The second strain of conventional wisdom is that the Giants need a #1 receiver to win the Super Bowl. That's rot. The Giants' defense wilted in the last quarter of the season last year because the team lacked defensive end depth. The Giants' offense failed against the Eagles, twice, as much through error and game-planning (Domenik Hixon's dropped TD in the regular season, Coughlin's bad wind decisions in the playoffs) as the absence of a #1 receiver. The Giants lost to the Cowpatties in Dallas because the Cowmanures were desperate for a win (the Giants knew the next weekend's game against Carolina would be for the NFC's #1 seed), and the Giants didn't have Jacobs available. The Burress mess occurred at the worst possible time because the Giants could not reconfigure their offensive game plan against the Eagles as quickly as the Eagles revamped their defense against the Giants. But the fact is that the Giants had two of their best passing days with Burress out of the lineup (against Seattle and at Washington).

The defense was spent at the end of 2008. The team blitzed on 40 of Philly's 46 passing plays in the playoff matchup but only had one sack and few hurries. The Giants had five sacks in games 12-17 of their season. They allowed 28 points to the Panthers, had the Panthers run all over them and won only because Derek Ward went off.
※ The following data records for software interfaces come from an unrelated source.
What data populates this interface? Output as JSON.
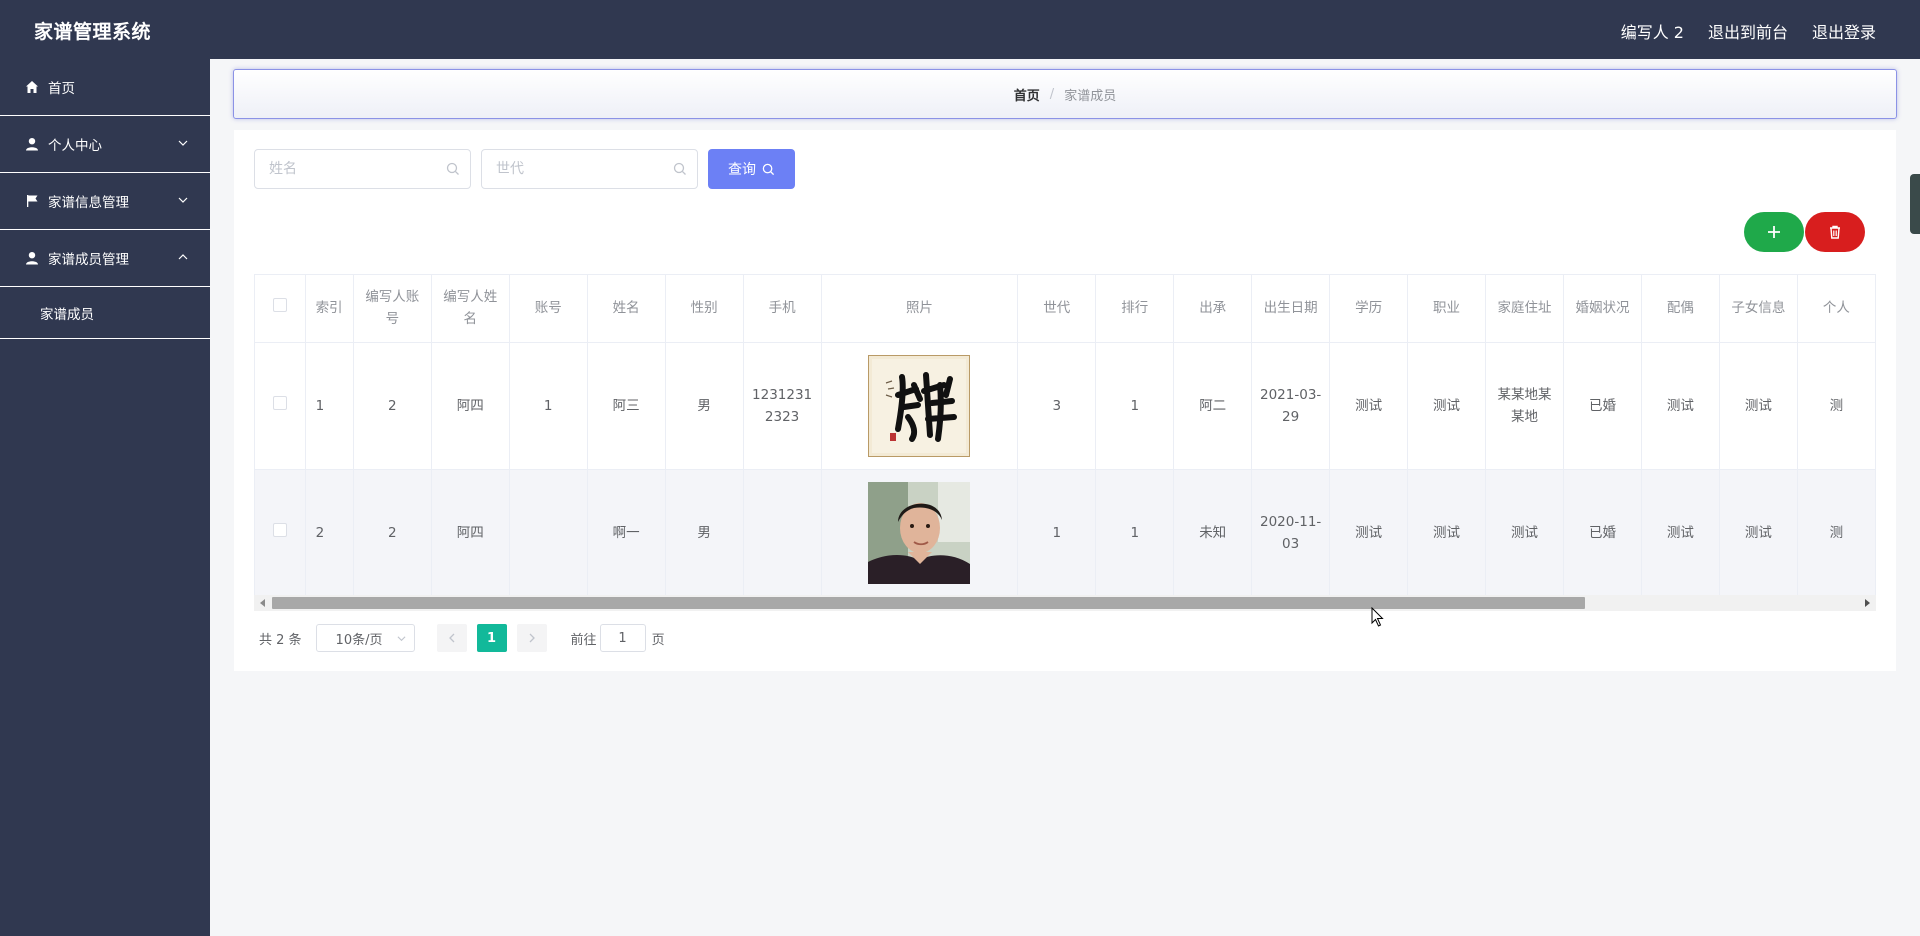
{
  "app": {
    "title": "家谱管理系统"
  },
  "topnav": {
    "user": "编写人 2",
    "to_front": "退出到前台",
    "logout": "退出登录"
  },
  "sidebar": {
    "items": [
      {
        "label": "首页",
        "icon": "home-icon"
      },
      {
        "label": "个人中心",
        "icon": "person-icon"
      },
      {
        "label": "家谱信息管理",
        "icon": "flag-icon"
      },
      {
        "label": "家谱成员管理",
        "icon": "person-icon"
      }
    ],
    "sub_items": [
      {
        "label": "家谱成员"
      }
    ]
  },
  "breadcrumb": {
    "home": "首页",
    "sep": "/",
    "current": "家谱成员"
  },
  "search": {
    "name_placeholder": "姓名",
    "generation_placeholder": "世代",
    "query_label": "查询"
  },
  "table": {
    "headers": [
      "索引",
      "编写人账号",
      "编写人姓名",
      "账号",
      "姓名",
      "性别",
      "手机",
      "照片",
      "世代",
      "排行",
      "出承",
      "出生日期",
      "学历",
      "职业",
      "家庭住址",
      "婚姻状况",
      "配偶",
      "子女信息",
      "个人"
    ],
    "rows": [
      {
        "index": "1",
        "writer_account": "2",
        "writer_name": "阿四",
        "account": "1",
        "name": "阿三",
        "gender": "男",
        "phone": "12312312323",
        "photo": "calligraphy-image",
        "generation": "3",
        "rank": "1",
        "chucheng": "阿二",
        "birth": "2021-03-29",
        "education": "测试",
        "job": "测试",
        "address": "某某地某某地",
        "marital": "已婚",
        "spouse": "测试",
        "children": "测试",
        "personal": "测"
      },
      {
        "index": "2",
        "writer_account": "2",
        "writer_name": "阿四",
        "account": "",
        "name": "啊一",
        "gender": "男",
        "phone": "",
        "photo": "portrait-image",
        "generation": "1",
        "rank": "1",
        "chucheng": "未知",
        "birth": "2020-11-03",
        "education": "测试",
        "job": "测试",
        "address": "测试",
        "marital": "已婚",
        "spouse": "测试",
        "children": "测试",
        "personal": "测"
      }
    ]
  },
  "pagination": {
    "total": "共 2 条",
    "page_size": "10条/页",
    "current_page": "1",
    "goto_label": "前往",
    "goto_value": "1",
    "page_suffix": "页"
  },
  "colors": {
    "header_bg": "#303850",
    "primary": "#6c80f5",
    "add": "#1fa94a",
    "delete": "#d81e1e",
    "page_active": "#12b99a"
  }
}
Tom Brady won three Super Bowls without a top-end #1 receiver, so did Ben Roethlisberger, so did the Bucs under Gruden. If the defense is healthy and rested, the Giants can go far.

Monday, August 17, 2009

The stopped clock and a Monkling

One of my colleagues who is basically wrong about everything political and social was right last year when he told me just how enormous a difference there is between a child at his first birthday and his second.

The Monkling turned two yesterday. He speaks in phrases and has an extensive vocabulary, not just a random word or sound (when he was 18 months, we laughed at one of the baby books that said he should have about 4-7 words he routinely sasy -- he had more than 30); he walks, instead of just stumbling around and bear-crawling; he no longer falls asleep on dada's head as we walk around the local greenbelt; he has a full little baby mop of hair . . . and he had that a year ago too. Some things don't change too quickly: mama is the greatest thing ever, Nana and Pawpaw are silly people who grab at his toes, dada is the big voiced man who sings silly songs to him and wins all the one-sided tickle-fights, he likes to pretend to be a zombie or a ghost because he knows when he attacks mama or dada he'll get hugged and kissed and tickled. And his hair is out of control.

But now, he likes specific things like Elmo, Thomas (trains, especially Toby), biiiiiiiiiiiiiiiiig trucks, pine cones that splash when thrown in the pond, testing what floats and what sinks, buses, Pei Wei, Propel water, raspberries, edamame, noodles, rice, almonds, bacon, peas, spicy food, sidewalk chalk, rocks, itsy-bitsy spiders crawling up water spouts, picking acorns, dada singing him to sleep, walking around the nearby greenbelt, the sticks in his aunt's backyard, rubbing his head against the cats' torsos, Boowa/Kwala, watching the garbage pickups each week, zrbrts (Cosby show reference) on his tummy, reading book after book after book with mama during the day, or dada at night.

And he has his momma's eyes.

That's the Monkling in a moment on his second birthday. What he did yesterday was play with his new train set, take two walks with dada, eat turkey and cornbread at Boston Market, have a big nap, drink his weight in Propel and chase the kitties.

The day before, when we held his party after his pregnant mama worked for hours decorating the house, he received the big train set (Imaginarium set with round house -- a good deal: tons of trains, accessories, double track layout, all for 1/2 the price of a Thomas set, and compatible with the Thomas accessories), opened his presents (lotta Thomas's friends and trucks, a backyard slide, more sidewalk chalk), ate his cake (but cried when we were about to cut the Thomas design in the frosting), had his favorite food for lunch (Pei Wei teriyaki chicken, rice, edamame) and fell asleep with dada as dada nodded off in mid-song.

That's my son.